Asynchronous communication is a term used to describe forms of communication that do not require all parties to be present simultaneously. This can include emails, instant messaging, and other forms of written communication. In the era of hybrid working, asynchronous communication is important for allowing team members to collaborate and communicate effectively, even when they are not all in the exact location.

Proximity Bias

Proximity bias refers to the tendency to favour or give preferential treatment to individuals who are physically present or close to themselves. This bias can manifest in various ways in the workplace, such as providing more opportunities or attention to employees who are physically present in the office or overlooking the contributions or needs of remote workers.

Proximity bias can harm employees working remotely or not physically present in the office, as it may lead to a lack of equal opportunities or recognition for their contributions. It can also negatively impact team dynamics and morale, as it may create a sense of unfairness or inequality among team members.

Productivity Paranoia

Productivity paranoia: Hybrid working lingo: top 5 buzzwords you need to know
Photo by Dasha Yukhymyuk on Unsplash

Productivity paranoia refers to the anxiety or stress individuals may feel around their ability to be productive, especially in the modern workplace.
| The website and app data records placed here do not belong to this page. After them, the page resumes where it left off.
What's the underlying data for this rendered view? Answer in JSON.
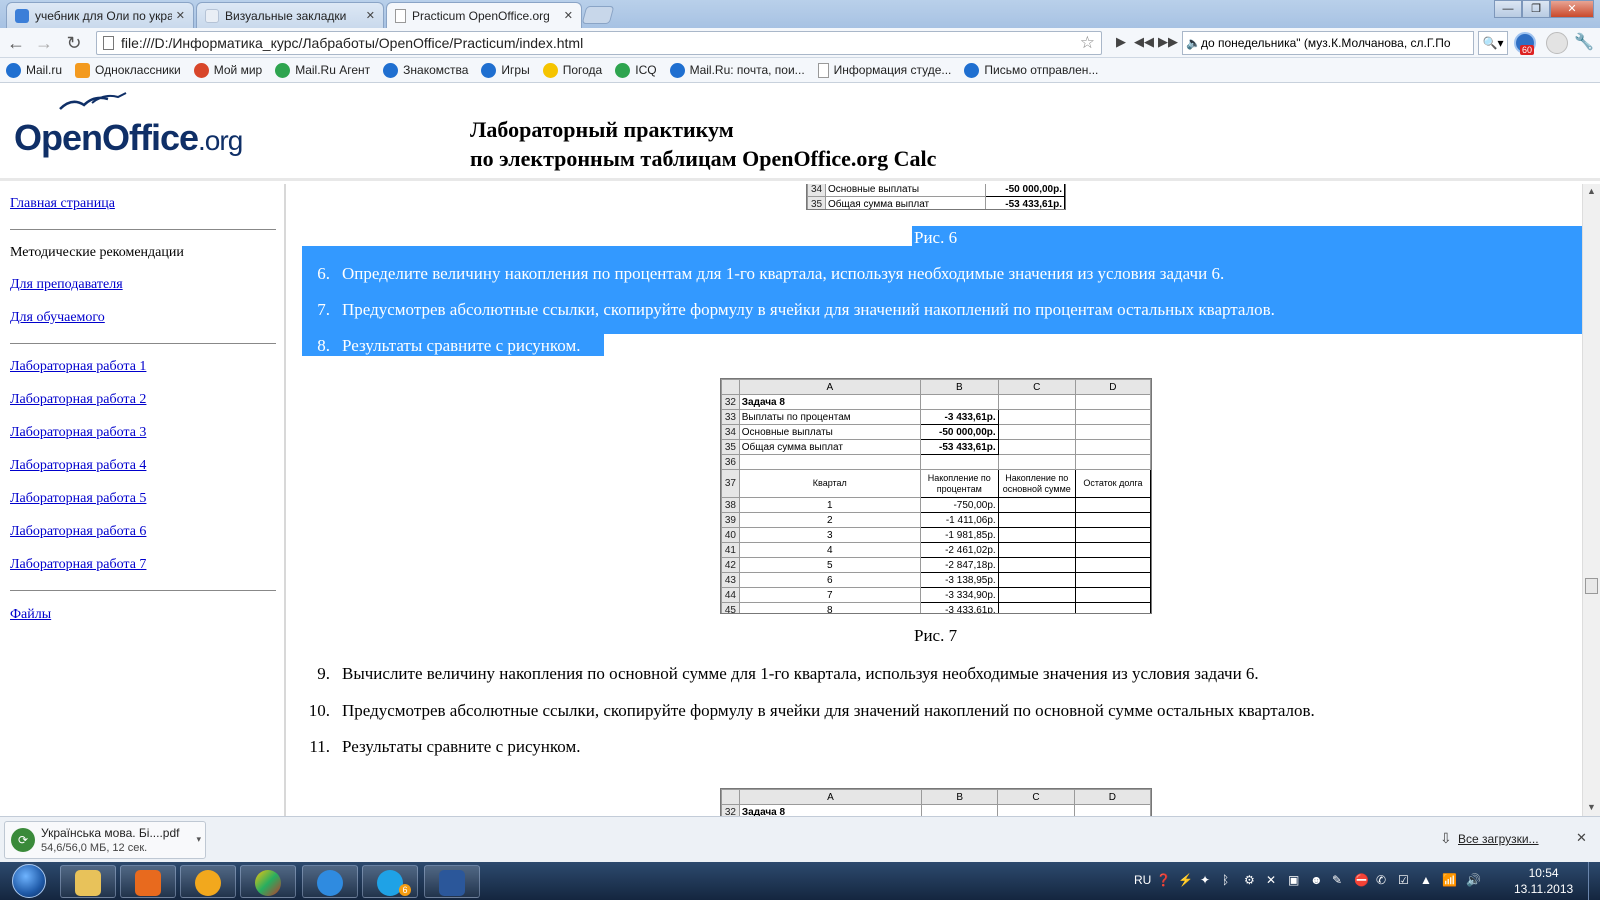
{
  "browser": {
    "tabs": [
      {
        "label": "учебник для Оли по укра",
        "color": "#3b7ed8"
      },
      {
        "label": "Визуальные закладки",
        "color": "#e9eef5"
      },
      {
        "label": "Practicum OpenOffice.org",
        "color": "#ffffff"
      }
    ],
    "url": "file:///D:/Информатика_курс/Лабработы/OpenOffice/Practicum/index.html",
    "player_title": "до понедельника\" (муз.К.Молчанова, сл.Г.По",
    "ext_badge": "60",
    "bookmarks": [
      {
        "label": "Mail.ru",
        "icon": "mailru-icon",
        "color": "#1f6fd0"
      },
      {
        "label": "Одноклассники",
        "icon": "odnoklassniki-icon",
        "color": "#f39a1f"
      },
      {
        "label": "Мой мир",
        "icon": "moymir-icon",
        "color": "#d8462a"
      },
      {
        "label": "Mail.Ru Агент",
        "icon": "agent-icon",
        "color": "#2ea44f"
      },
      {
        "label": "Знакомства",
        "icon": "at-icon",
        "color": "#1f6fd0"
      },
      {
        "label": "Игры",
        "icon": "games-icon",
        "color": "#1f6fd0"
      },
      {
        "label": "Погода",
        "icon": "weather-icon",
        "color": "#f5c400"
      },
      {
        "label": "ICQ",
        "icon": "icq-icon",
        "color": "#2ea44f"
      },
      {
        "label": "Mail.Ru: почта, пои...",
        "icon": "mailru-icon",
        "color": "#1f6fd0"
      },
      {
        "label": "Информация студе...",
        "icon": "page-icon",
        "color": "#ffffff"
      },
      {
        "label": "Письмо отправлен...",
        "icon": "mailru-icon",
        "color": "#1f6fd0"
      }
    ]
  },
  "header": {
    "logo_main": "OpenOffice",
    "logo_suffix": ".org",
    "title_line1": "Лабораторный практикум",
    "title_line2": "по электронным таблицам OpenOffice.org Calc"
  },
  "sidebar": {
    "home": "Главная страница",
    "section_label": "Методические рекомендации",
    "for_teacher": "Для преподавателя",
    "for_student": "Для обучаемого",
    "labs": [
      "Лабораторная работа 1",
      "Лабораторная работа 2",
      "Лабораторная работа 3",
      "Лабораторная работа 4",
      "Лабораторная работа 5",
      "Лабораторная работа 6",
      "Лабораторная работа 7"
    ],
    "files": "Файлы"
  },
  "content": {
    "top_sheet_rows": [
      {
        "row": "34",
        "label": "Основные выплаты",
        "value": "-50 000,00р."
      },
      {
        "row": "35",
        "label": "Общая сумма выплат",
        "value": "-53 433,61р."
      }
    ],
    "fig6": "Рис. 6",
    "steps_a": [
      {
        "num": "6.",
        "text": "Определите величину накопления по процентам для 1-го квартала, используя необходимые значения из условия задачи 6."
      },
      {
        "num": "7.",
        "text": "Предусмотрев абсолютные ссылки, скопируйте формулу в ячейки для значений накоплений по процентам остальных кварталов."
      },
      {
        "num": "8.",
        "text": "Результаты сравните с рисунком."
      }
    ],
    "fig7_sheet": {
      "cols": [
        "A",
        "B",
        "C",
        "D"
      ],
      "rows": [
        {
          "row": "32",
          "a": "Задача 8",
          "b": "",
          "c": "",
          "d": ""
        },
        {
          "row": "33",
          "a": "Выплаты по процентам",
          "b": "-3 433,61р.",
          "c": "",
          "d": ""
        },
        {
          "row": "34",
          "a": "Основные выплаты",
          "b": "-50 000,00р.",
          "c": "",
          "d": ""
        },
        {
          "row": "35",
          "a": "Общая сумма выплат",
          "b": "-53 433,61р.",
          "c": "",
          "d": ""
        },
        {
          "row": "36",
          "a": "",
          "b": "",
          "c": "",
          "d": ""
        },
        {
          "row": "37",
          "a": "Квартал",
          "b": "Накопление по процентам",
          "c": "Накопление по основной сумме",
          "d": "Остаток долга"
        },
        {
          "row": "38",
          "a": "1",
          "b": "-750,00р.",
          "c": "",
          "d": ""
        },
        {
          "row": "39",
          "a": "2",
          "b": "-1 411,06р.",
          "c": "",
          "d": ""
        },
        {
          "row": "40",
          "a": "3",
          "b": "-1 981,85р.",
          "c": "",
          "d": ""
        },
        {
          "row": "41",
          "a": "4",
          "b": "-2 461,02р.",
          "c": "",
          "d": ""
        },
        {
          "row": "42",
          "a": "5",
          "b": "-2 847,18р.",
          "c": "",
          "d": ""
        },
        {
          "row": "43",
          "a": "6",
          "b": "-3 138,95р.",
          "c": "",
          "d": ""
        },
        {
          "row": "44",
          "a": "7",
          "b": "-3 334,90р.",
          "c": "",
          "d": ""
        },
        {
          "row": "45",
          "a": "8",
          "b": "-3 433,61р.",
          "c": "",
          "d": ""
        }
      ]
    },
    "fig7": "Рис. 7",
    "steps_b": [
      {
        "num": "9.",
        "text": "Вычислите величину накопления по основной сумме для 1-го квартала, используя необходимые значения из условия задачи 6."
      },
      {
        "num": "10.",
        "text": "Предусмотрев абсолютные ссылки, скопируйте формулу в ячейки для значений накоплений по основной сумме остальных кварталов."
      },
      {
        "num": "11.",
        "text": "Результаты сравните с рисунком."
      }
    ],
    "bottom_sheet": {
      "cols": [
        "A",
        "B",
        "C",
        "D"
      ],
      "row": "32",
      "a": "Задача 8"
    }
  },
  "downloads": {
    "file_name": "Українська мова. Бі....pdf",
    "status": "54,6/56,0 МБ, 12 сек.",
    "all_label": "Все загрузки..."
  },
  "taskbar": {
    "lang": "RU",
    "time": "10:54",
    "date": "13.11.2013",
    "skype_badge": "6"
  },
  "colors": {
    "selection": "#3399ff",
    "link": "#0000cc",
    "logo": "#0f2f67"
  }
}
This anxiety may be fueled by societal or cultural pressures to be constantly productive and achieve high levels of success, as well as by a lack of work-life balance or a lack of support from employers or colleagues.

In the era of hybrid working, productivity paranoia may be exacerbated by the challenges of working remotely, such as the blurring of boundaries between work and home life or the need to juggle multiple responsibilities. It may also be fueled by the fear of not being seen as a valuable contributor to the team or organisation or by the fear of being left behind in an increasingly competitive job market.

Closing Words

In conclusion, as a corporate wellness company, we always stay attuned to the buzzwords and trends shaping the modern workplace, especially in the era of hybrid work. However, by understanding the terms, we can better support the health and well-being of employees as they navigate this new way of working.

It is also crucial for us to recognise the potential challenges and risks that may arise in a hybrid work environment, such as productivity paranoia and proximity bias. By addressing these issues and promoting inclusivity and equity, we can create a healthy and supportive workplace for all employees, regardless of their physical location. Overall, the era of hybrid work presents both opportunities and challenges. By staying informed and proactive, we can continue to support the well-being of employees in this evolving landscape.

Join the Wellness Tribe

Join The Tribe

This month we are focusing on food and how it affects your mental health. Join us as we bring in the most relevant interesting content from across the wellness segment.

Thank you! Your submission has been received!
Oops! Something went wrong while submitting the form.